Theories aside, will the UConn Cogeneration Plant actually save the university money? Due to a quirk in state law, the plant currently is not permitted to sell electric power to the outside grid. This may change in the future, when lawmakers become more enlightened, or as Connecticut’s energy costs increase. A financial study done by consultants during the plant’s planning phase shows definite savings over the long run, especially since the cost of electricity can be expected to vary with the cost of natural gas in New England. In the short term, the university system is still backed up by the outside electrical grid, and if the “spark spread” becomes unfavorable, electrical power can be purchased from grid sources.
To date, the plant has been online less than a year, with operations being interrupted by corrections of construction and assembly problems that occur with any new facility as complicated as this state-of-the-art cogeneration plant. Universities such as Rice, Stanford, MIT, and Florida have cogeneration plants that have proven their worth, once they were up and running.
A Teachable Moment
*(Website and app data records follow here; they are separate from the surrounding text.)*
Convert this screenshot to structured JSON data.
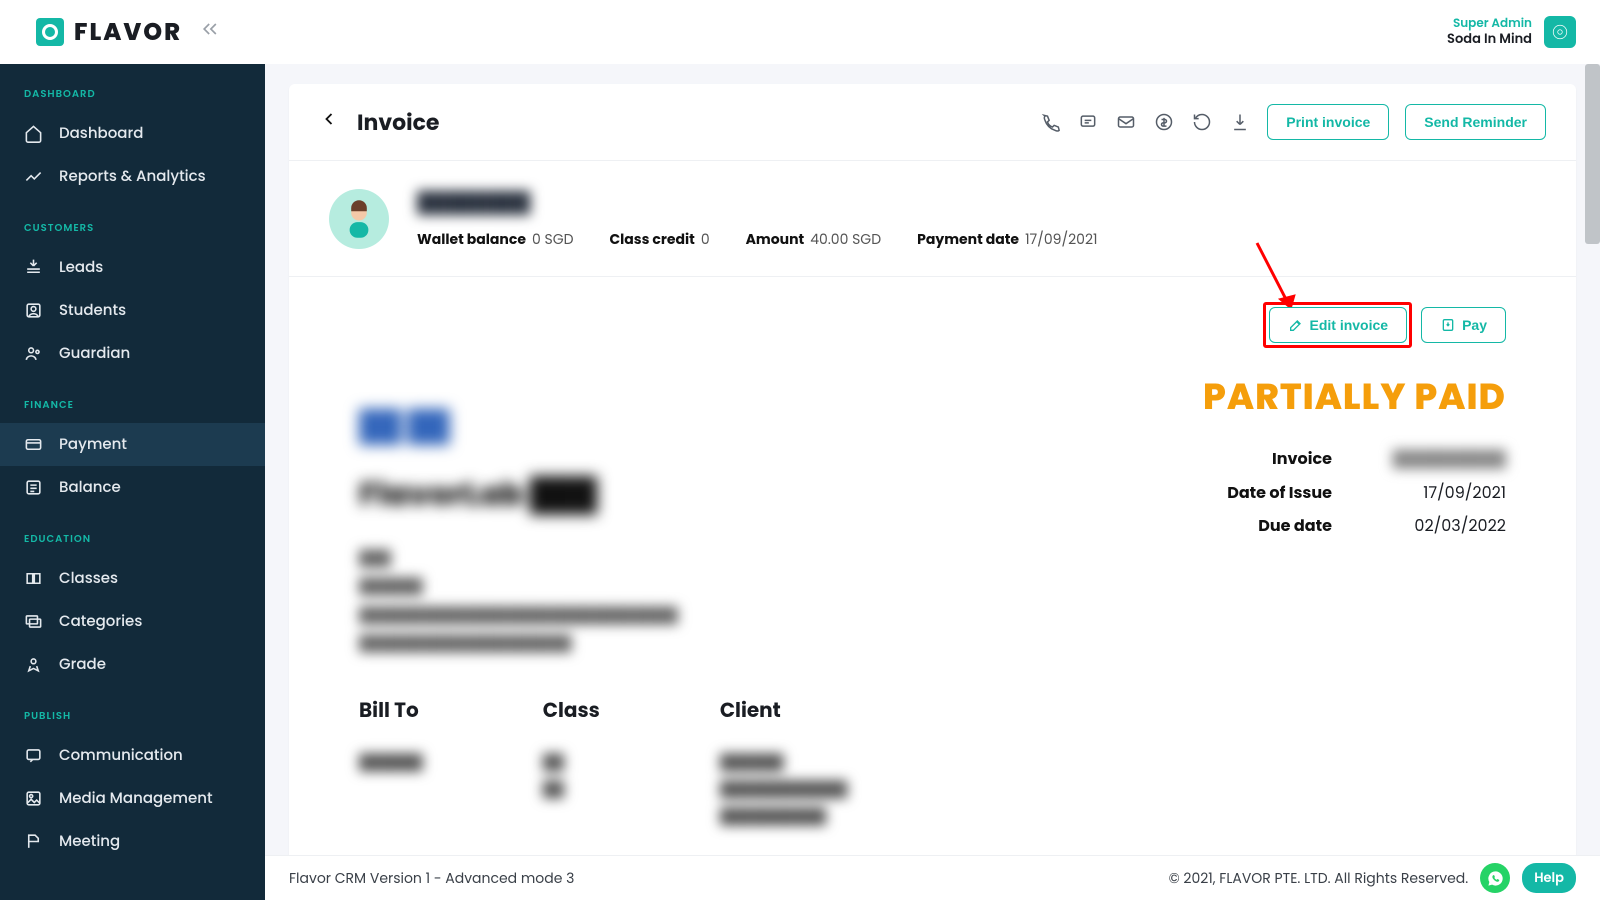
{
  "brand": {
    "name": "FLAVOR"
  },
  "user": {
    "role": "Super Admin",
    "org": "Soda In Mind"
  },
  "sidebar": {
    "sections": [
      {
        "label": "DASHBOARD",
        "items": [
          {
            "label": "Dashboard",
            "icon": "home"
          },
          {
            "label": "Reports & Analytics",
            "icon": "chart"
          }
        ]
      },
      {
        "label": "CUSTOMERS",
        "items": [
          {
            "label": "Leads",
            "icon": "leads"
          },
          {
            "label": "Students",
            "icon": "user"
          },
          {
            "label": "Guardian",
            "icon": "shield"
          }
        ]
      },
      {
        "label": "FINANCE",
        "items": [
          {
            "label": "Payment",
            "icon": "card",
            "active": true
          },
          {
            "label": "Balance",
            "icon": "balance"
          }
        ]
      },
      {
        "label": "EDUCATION",
        "items": [
          {
            "label": "Classes",
            "icon": "book"
          },
          {
            "label": "Categories",
            "icon": "layers"
          },
          {
            "label": "Grade",
            "icon": "grade"
          }
        ]
      },
      {
        "label": "PUBLISH",
        "items": [
          {
            "label": "Communication",
            "icon": "chat"
          },
          {
            "label": "Media Management",
            "icon": "media"
          },
          {
            "label": "Meeting",
            "icon": "meeting"
          }
        ]
      }
    ]
  },
  "header": {
    "title": "Invoice",
    "print_label": "Print invoice",
    "reminder_label": "Send Reminder"
  },
  "customer": {
    "name_masked": "████████",
    "wallet_label": "Wallet balance",
    "wallet_value": "0 SGD",
    "credit_label": "Class credit",
    "credit_value": "0",
    "amount_label": "Amount",
    "amount_value": "40.00 SGD",
    "paydate_label": "Payment date",
    "paydate_value": "17/09/2021"
  },
  "invoice": {
    "edit_label": "Edit invoice",
    "pay_label": "Pay",
    "status": "PARTIALLY PAID",
    "meta": {
      "invoice_label": "Invoice",
      "invoice_value_masked": "██████████",
      "issue_label": "Date of Issue",
      "issue_value": "17/09/2021",
      "due_label": "Due date",
      "due_value": "02/03/2022"
    },
    "company": {
      "logo_masked": "██ ██",
      "name_masked": "FlavorLab ███",
      "address_masked": "███\n██████\n██████████████████████████████\n████████████████████"
    },
    "columns": {
      "bill_to": {
        "label": "Bill To",
        "value_masked": "██████"
      },
      "class": {
        "label": "Class",
        "value_masked": "██\n██"
      },
      "client": {
        "label": "Client",
        "value_masked": "██████\n████████████\n██████████"
      }
    }
  },
  "footer": {
    "left": "Flavor CRM Version 1 - Advanced mode 3",
    "right": "© 2021, FLAVOR PTE. LTD. All Rights Reserved.",
    "help": "Help"
  },
  "annotation": {
    "target": "edit-invoice-button",
    "style": "red-box-with-arrow"
  }
}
There is also a component of engineering education to the facility. The cogen plant is located right on campus. Students and faculty wandering by the plant are, by and large, unaware that it is in operation, even at full load, since it is quiet and has no visible stack exhaust. And, as the plant was being designed, it was advocated that it should have a classroom, for use by engineering classes and others to learn about energy conversion, firsthand. When approval for construction of the plant was sought from the university’s board of trustees, this educational aspect proved to be a good selling point.
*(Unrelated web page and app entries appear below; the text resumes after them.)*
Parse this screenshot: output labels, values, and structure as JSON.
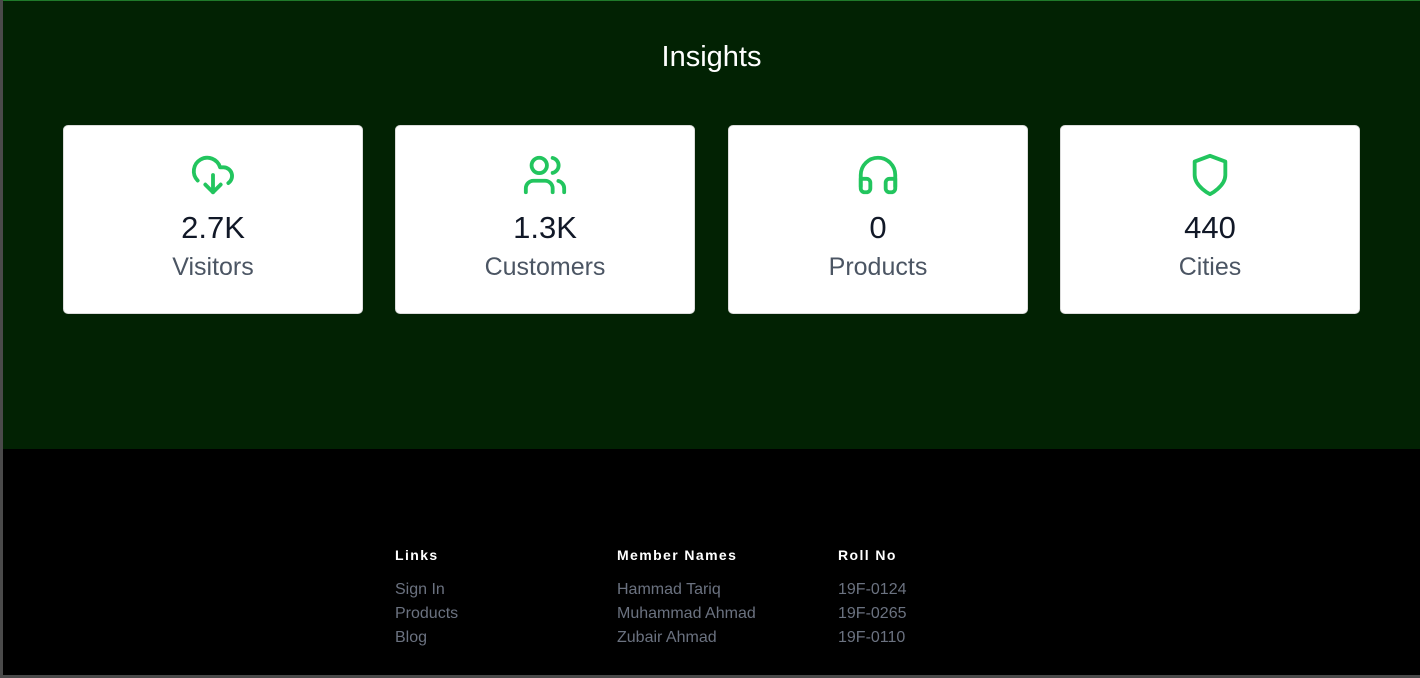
{
  "insights": {
    "title": "Insights",
    "accent_color": "#22c55e",
    "background_color": "#022203",
    "cards": [
      {
        "icon": "cloud-download-icon",
        "value": "2.7K",
        "label": "Visitors"
      },
      {
        "icon": "users-icon",
        "value": "1.3K",
        "label": "Customers"
      },
      {
        "icon": "headphones-icon",
        "value": "0",
        "label": "Products"
      },
      {
        "icon": "shield-icon",
        "value": "440",
        "label": "Cities"
      }
    ]
  },
  "footer": {
    "links": {
      "heading": "Links",
      "items": [
        "Sign In",
        "Products",
        "Blog"
      ]
    },
    "members": {
      "heading": "Member Names",
      "items": [
        "Hammad Tariq",
        "Muhammad Ahmad",
        "Zubair Ahmad"
      ]
    },
    "rolls": {
      "heading": "Roll No",
      "items": [
        "19F-0124",
        "19F-0265",
        "19F-0110"
      ]
    }
  }
}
The classroom, located on ground level below the control room, has separate entrances for students and a number of PCs to monitor—but not control—cogen plant operations. Students can also observe overall plant operations (updated every two minutes) at a Web site, http://188.8.131.52/pe/cogenhome.htm.
Although there’s not a little pride in the fact that we finally have our cogeneration plant here on campus, I can’t help but feel that this is something we could have achieved a dozen years earlier. As the larger society faces the prospect of having to use fossil fuels more wisely in order to conserve a finite resource and to reduce the production of greenhouse gases, I can’t help but worry that other large but sensible steps toward efficiency will also take as long.